Forget everything you thought you knew about Japanese literature; in The Cape and Other Stories from the Japanese Ghetto
, Kenji Nakagami shows a face of Japan that's unlike any the West has seen before. A member of the burakumin
minority--often called Japan's untouchables--the author used disjointed, rough-hewn prose to describe a gritty, down-and-out world. Both "The Cape" and "House on Fire" explore the tangled family ties of Akiyuki, a construction worker who lives among the crowded roji
or alleyways of the Kishu province. Marked by madness, incest, and violence, the place makes Faulkner's Yoknapatawpha County look like Mr. Rogers's neighborhood. In the course of "The Cape," for instance, Akiyuki's sister loses her mind, an in-law dies after being stabbed in his "good leg," and Akiyuki himself sleeps with a whore he strongly suspects is his half-sister. In spite of this troubled legacy, this man is the very opposite of introspective. With his longing for purity and his tireless appetite for physical labor, he's a kind of blank canvas against which his complicated family romance plays out:
The tree reminded him of himself. Akiyuki didn't know what kind of tree it was, and he didn't care. The tree had no flowers or fruit. It spread its branches to the sun, it trembled in the wind. That's enough, he thought. The tree doesn't need flowers or fruit. It doesn't need a name.
Unfortunately, the third story here ("Red Hair") is a disappointment--the kind of cheerless, one-note erotica that makes sex look like a torture devised by Existentialist philosophers. No matter; grand, tragic, and structurally complex, "The Cape" and "House on Fire" contain enough Freudian drama between them to keep a pair of Faulkner scholars obsessed for weeks. Skillfully translated by Eve Zimmerman (who also provides a preface, afterword, and helpful family tree), this is fiction of explosive power and formal daring. --Mary Park
From Publishers Weekly
Western readers often assume that Japan is one homogeneous culture, but Nakagami, award-winning burakumin writer, exposes the fissures behind this facade. Burakumin are outcast Japanese, marginalized and degraded by a centuries-old belief that they are mysteriously "tainted" with impure blood. Nakagami, who died in 1992 at the age of 46, was the first to achieve literary success while documenting this oppressive legacy. The title novella, "The Cape," introduces Akiyuki, like Nakagami himself an illegitimate son. The story, set in the Kishu region of Japan, centers around one extended and discordant family. A ceremony is held to honor Akiyuki's mother's first legal husband, while Akiyuki's biological father, "that man," is reputed to recklessly haunt the red light district's prostitutes.

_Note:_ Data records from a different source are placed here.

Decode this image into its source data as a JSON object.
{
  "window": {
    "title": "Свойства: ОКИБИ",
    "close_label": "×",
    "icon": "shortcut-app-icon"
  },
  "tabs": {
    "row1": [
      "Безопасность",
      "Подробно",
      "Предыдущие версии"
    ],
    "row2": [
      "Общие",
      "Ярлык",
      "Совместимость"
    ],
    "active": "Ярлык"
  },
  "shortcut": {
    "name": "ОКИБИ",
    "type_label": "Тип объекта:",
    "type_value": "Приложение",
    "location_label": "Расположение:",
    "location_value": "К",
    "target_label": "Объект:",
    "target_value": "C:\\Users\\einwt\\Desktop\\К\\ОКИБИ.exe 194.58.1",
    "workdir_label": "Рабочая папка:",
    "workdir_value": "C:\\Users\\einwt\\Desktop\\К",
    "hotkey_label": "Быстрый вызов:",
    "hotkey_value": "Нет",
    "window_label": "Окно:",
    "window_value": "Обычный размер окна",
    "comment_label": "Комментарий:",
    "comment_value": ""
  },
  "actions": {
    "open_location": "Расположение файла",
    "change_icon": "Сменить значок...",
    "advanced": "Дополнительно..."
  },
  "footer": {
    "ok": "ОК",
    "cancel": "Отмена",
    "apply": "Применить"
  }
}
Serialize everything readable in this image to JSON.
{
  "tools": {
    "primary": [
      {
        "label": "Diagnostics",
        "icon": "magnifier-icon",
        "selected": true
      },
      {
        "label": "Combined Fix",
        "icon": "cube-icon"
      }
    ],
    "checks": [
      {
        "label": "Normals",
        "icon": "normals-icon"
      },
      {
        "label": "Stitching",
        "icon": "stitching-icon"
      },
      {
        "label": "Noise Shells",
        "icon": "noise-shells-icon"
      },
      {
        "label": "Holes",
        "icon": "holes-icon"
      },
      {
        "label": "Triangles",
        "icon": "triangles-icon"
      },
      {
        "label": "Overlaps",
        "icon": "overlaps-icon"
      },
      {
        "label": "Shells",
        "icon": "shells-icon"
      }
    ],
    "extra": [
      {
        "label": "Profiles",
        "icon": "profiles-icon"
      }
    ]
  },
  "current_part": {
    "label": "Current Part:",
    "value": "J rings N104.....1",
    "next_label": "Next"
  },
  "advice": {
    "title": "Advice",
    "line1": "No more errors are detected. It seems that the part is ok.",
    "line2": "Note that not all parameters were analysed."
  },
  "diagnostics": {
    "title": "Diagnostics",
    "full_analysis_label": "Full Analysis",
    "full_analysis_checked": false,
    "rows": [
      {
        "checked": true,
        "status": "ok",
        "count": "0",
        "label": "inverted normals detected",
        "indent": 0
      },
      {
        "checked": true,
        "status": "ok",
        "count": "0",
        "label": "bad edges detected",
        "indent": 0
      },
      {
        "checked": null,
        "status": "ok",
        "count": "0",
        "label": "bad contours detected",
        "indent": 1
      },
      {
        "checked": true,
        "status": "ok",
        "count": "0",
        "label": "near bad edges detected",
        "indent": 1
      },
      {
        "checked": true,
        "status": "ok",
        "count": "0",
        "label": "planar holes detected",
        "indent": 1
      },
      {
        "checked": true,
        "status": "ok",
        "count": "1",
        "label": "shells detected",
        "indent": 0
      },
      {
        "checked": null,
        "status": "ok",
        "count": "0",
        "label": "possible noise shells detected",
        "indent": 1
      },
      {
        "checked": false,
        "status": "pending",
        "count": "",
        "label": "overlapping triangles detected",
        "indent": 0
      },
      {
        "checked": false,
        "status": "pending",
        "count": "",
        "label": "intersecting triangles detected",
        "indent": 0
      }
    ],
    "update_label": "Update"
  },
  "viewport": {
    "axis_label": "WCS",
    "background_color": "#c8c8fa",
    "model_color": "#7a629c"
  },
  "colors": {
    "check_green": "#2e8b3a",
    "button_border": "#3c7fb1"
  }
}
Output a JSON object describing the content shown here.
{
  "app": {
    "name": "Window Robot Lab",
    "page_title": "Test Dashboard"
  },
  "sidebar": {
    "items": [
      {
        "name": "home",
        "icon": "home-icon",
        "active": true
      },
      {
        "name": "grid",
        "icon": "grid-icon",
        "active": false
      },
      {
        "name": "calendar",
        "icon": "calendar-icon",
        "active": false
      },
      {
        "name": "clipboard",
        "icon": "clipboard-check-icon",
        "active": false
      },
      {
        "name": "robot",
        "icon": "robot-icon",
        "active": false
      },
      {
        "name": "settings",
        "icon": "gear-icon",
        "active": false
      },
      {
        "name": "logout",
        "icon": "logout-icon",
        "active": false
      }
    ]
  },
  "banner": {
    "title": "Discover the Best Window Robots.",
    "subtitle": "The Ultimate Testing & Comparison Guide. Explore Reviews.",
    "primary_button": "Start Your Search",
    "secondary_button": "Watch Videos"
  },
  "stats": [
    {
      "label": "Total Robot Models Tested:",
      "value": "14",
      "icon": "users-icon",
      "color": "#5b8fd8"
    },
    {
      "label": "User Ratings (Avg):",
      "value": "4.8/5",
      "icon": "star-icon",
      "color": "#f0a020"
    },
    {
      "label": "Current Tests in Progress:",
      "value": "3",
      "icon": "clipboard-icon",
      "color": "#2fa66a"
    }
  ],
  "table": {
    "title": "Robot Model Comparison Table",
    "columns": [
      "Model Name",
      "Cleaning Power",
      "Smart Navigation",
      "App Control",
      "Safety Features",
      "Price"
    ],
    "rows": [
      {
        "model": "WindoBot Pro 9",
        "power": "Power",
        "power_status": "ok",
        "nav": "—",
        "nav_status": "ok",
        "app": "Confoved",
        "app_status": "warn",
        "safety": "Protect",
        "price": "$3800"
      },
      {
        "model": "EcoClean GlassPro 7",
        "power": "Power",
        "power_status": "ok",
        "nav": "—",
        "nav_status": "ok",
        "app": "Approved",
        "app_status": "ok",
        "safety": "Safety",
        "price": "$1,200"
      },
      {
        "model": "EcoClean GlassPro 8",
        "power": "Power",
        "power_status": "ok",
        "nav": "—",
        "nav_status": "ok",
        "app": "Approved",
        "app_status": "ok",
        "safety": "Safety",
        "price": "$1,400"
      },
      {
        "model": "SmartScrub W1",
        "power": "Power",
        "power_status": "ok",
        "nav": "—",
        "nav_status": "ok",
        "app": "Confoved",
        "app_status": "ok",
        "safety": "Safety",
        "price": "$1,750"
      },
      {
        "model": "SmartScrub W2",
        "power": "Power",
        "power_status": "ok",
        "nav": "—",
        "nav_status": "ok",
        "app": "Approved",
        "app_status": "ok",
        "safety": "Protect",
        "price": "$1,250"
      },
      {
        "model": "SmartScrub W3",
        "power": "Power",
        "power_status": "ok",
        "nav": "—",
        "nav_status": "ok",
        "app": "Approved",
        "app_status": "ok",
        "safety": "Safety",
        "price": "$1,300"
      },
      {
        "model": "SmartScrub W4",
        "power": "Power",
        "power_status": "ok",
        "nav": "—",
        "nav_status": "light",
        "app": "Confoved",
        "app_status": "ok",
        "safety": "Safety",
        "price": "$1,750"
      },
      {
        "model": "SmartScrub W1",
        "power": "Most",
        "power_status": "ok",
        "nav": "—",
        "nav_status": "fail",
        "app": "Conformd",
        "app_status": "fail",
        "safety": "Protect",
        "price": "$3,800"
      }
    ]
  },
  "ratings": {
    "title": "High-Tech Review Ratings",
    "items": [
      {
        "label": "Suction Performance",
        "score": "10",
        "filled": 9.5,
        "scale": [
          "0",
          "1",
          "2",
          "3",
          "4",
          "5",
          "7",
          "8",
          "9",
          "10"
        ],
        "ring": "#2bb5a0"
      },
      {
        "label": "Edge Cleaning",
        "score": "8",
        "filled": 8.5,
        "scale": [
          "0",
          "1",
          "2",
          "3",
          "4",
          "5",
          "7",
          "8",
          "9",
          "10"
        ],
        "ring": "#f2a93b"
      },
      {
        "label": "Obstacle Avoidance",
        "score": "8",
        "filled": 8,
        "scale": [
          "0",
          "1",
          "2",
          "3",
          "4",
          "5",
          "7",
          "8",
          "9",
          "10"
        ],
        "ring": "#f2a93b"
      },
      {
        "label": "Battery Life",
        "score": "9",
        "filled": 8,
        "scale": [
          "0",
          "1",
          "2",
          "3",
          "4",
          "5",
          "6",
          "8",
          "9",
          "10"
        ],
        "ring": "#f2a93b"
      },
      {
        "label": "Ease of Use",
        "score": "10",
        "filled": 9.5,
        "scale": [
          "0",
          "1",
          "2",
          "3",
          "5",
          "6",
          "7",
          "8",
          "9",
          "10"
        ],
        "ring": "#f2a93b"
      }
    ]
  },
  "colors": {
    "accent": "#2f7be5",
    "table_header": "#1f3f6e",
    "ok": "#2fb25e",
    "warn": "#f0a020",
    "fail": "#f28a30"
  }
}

A man on Akiyuki's construction crew, Yasuo, has killed another worker on the crew, Furuichi, and the community turns on itself, in grief and blame. Akiyuki's conflicted feelings about his father merge with a desire for self-obliteration, and he seeks and beds the prostitute he believes is his father's daughter, his own half-sister. In "House on Fire," we continue with Akiyuki's story, and learn more about his father, Yasu, a violent pyromaniac. Akiyuki, in a new city and married, descends into alcoholic violence, beating his wife viciously after learning that Yasu has been fatally injured in a motorcycle accident. In these stories, Nakagami is unrelentingly grim, showing a Zola-like obsession with inherited traits. In the final entry, "Red Hair," Nakagami gives rein to his erotic side, depicting the frenzied and strange coupling of Kozo, a construction worker, and a mysterious red-haired hitchhiker. Nakagami's tough, ruthless prose is often abstruse, with a taut psychological subtext, while elsewhere the clarity is unassailable: his detailing of the desperate passions in a Japanese ghetto rupture American stereotypes of the peaceful, impassive "nature" of the Japanese. (May) FYI: The Cape won the Akutagawa Prize in 1976.
Copyright 1999 Reed Business Information, Inc.